Physician appointment wait times tracked in the survey varied from as little as one day to over eight months, with an overall average in all metro areas and all specialties of about 19 days, the survey showed.
Mosley says the shorter waiting times seen in 2014 have a lot to do with the economy and the shift toward high-deductible health plans.
"We have lingering high employment, which means fewer insured people, many of whom are deferring seeing a doctor. And another area is a cultural shift as high deductable plans and high co-pays change people's mindsets. A lot of people no longer reflexively see the doctor when they have a problem now that they have more skin in the game. They think twice about it," he says.
"Nevertheless, even in cities with a large number of doctors per capita you are going to wait a few weeks before you see a doctor. In what other service arena does that happen? Last time I saw a lawyer she was open that day."
Mosley says the trend of shorter waiting times is about to be reversed as the growing numbers of people with health insurance collide with a rapidly aging physician demographic.

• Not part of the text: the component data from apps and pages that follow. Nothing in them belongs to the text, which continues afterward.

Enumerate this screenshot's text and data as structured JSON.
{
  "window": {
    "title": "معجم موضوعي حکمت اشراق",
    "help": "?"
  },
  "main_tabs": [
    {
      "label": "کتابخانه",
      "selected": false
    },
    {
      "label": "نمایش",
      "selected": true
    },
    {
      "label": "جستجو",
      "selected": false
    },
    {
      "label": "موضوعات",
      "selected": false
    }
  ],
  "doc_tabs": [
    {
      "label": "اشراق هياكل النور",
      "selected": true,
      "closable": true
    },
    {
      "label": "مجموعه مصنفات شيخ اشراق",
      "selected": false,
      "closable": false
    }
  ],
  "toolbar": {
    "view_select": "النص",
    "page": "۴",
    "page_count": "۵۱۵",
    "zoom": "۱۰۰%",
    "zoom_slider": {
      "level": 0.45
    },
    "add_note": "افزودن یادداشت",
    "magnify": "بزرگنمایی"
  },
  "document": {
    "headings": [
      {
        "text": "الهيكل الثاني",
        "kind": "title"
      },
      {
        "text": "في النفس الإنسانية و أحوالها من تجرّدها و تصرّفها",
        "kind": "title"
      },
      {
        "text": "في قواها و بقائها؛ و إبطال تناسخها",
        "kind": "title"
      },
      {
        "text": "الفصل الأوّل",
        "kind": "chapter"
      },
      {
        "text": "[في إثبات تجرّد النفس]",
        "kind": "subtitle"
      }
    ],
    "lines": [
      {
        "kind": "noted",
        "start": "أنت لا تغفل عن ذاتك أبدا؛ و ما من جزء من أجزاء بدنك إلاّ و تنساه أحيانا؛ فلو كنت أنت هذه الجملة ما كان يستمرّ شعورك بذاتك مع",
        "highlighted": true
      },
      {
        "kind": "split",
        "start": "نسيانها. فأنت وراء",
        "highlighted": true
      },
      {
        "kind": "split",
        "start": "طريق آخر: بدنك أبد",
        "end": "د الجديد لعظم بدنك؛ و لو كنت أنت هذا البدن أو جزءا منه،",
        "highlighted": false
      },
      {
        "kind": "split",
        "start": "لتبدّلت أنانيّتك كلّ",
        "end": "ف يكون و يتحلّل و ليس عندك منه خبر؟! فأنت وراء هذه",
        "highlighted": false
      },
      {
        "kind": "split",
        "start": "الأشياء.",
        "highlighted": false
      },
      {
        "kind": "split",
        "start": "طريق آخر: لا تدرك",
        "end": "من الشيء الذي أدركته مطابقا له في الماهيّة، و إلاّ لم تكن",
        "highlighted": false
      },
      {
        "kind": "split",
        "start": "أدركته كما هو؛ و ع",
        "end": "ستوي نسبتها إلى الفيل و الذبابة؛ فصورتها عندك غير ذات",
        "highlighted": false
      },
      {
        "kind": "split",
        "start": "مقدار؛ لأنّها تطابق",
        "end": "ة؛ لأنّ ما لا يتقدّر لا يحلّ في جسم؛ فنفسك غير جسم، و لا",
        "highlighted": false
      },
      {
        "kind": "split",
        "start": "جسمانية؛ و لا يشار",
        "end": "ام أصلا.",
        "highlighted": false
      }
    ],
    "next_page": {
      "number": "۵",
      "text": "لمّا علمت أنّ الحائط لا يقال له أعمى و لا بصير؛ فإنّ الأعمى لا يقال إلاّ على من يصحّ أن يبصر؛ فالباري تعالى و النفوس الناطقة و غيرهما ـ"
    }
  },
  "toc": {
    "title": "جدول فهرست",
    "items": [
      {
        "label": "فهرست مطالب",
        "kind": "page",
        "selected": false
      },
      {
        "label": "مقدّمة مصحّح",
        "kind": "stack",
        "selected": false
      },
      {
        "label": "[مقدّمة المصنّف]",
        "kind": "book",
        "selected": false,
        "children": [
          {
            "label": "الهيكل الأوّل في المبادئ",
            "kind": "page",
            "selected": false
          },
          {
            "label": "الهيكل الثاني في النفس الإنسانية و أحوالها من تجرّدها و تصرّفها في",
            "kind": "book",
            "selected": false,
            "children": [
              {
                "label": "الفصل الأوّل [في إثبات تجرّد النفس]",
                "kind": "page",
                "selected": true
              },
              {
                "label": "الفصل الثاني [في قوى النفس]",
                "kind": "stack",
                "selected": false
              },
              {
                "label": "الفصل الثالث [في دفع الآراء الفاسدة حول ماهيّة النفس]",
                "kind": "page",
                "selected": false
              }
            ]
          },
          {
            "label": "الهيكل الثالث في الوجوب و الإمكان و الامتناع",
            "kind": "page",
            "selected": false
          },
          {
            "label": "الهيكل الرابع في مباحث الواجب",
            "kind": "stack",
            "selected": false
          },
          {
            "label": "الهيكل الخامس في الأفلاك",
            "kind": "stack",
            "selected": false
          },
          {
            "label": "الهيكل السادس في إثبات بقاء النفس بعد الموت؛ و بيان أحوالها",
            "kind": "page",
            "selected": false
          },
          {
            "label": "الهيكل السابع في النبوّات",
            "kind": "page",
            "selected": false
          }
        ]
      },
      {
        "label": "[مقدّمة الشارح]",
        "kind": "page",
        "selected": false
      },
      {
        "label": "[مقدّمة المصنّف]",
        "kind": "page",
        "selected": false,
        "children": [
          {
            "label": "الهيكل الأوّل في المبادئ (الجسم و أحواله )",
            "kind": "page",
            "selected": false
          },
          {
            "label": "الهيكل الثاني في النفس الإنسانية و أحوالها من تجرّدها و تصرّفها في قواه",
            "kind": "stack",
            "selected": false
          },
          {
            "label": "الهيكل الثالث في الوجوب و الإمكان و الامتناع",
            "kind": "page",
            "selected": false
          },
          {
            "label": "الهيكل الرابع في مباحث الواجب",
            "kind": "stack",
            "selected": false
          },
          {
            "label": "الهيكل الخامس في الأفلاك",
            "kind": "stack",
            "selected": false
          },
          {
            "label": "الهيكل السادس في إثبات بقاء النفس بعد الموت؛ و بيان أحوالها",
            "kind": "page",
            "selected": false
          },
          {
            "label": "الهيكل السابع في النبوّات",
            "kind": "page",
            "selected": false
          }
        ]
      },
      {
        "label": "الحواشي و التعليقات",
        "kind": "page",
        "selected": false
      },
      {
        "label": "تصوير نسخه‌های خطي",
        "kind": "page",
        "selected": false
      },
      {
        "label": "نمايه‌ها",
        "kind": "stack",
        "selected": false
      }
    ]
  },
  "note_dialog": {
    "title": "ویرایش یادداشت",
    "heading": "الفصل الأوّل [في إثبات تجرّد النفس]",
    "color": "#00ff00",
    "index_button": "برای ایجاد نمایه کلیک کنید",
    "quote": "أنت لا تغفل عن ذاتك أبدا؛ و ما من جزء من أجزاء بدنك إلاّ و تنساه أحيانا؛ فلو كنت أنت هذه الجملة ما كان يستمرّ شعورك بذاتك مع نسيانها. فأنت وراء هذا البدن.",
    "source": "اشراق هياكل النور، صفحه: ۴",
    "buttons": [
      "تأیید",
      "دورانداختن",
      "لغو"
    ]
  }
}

"(The Department of Health and Human Services) said that over the next seven years they estimate 250,000 doctors will retire. And we already know that the number of doctors over age 55 is 41%. So, then the wait times will dramatically go up," he says. "We see the storm coming and we need to be prepared for it."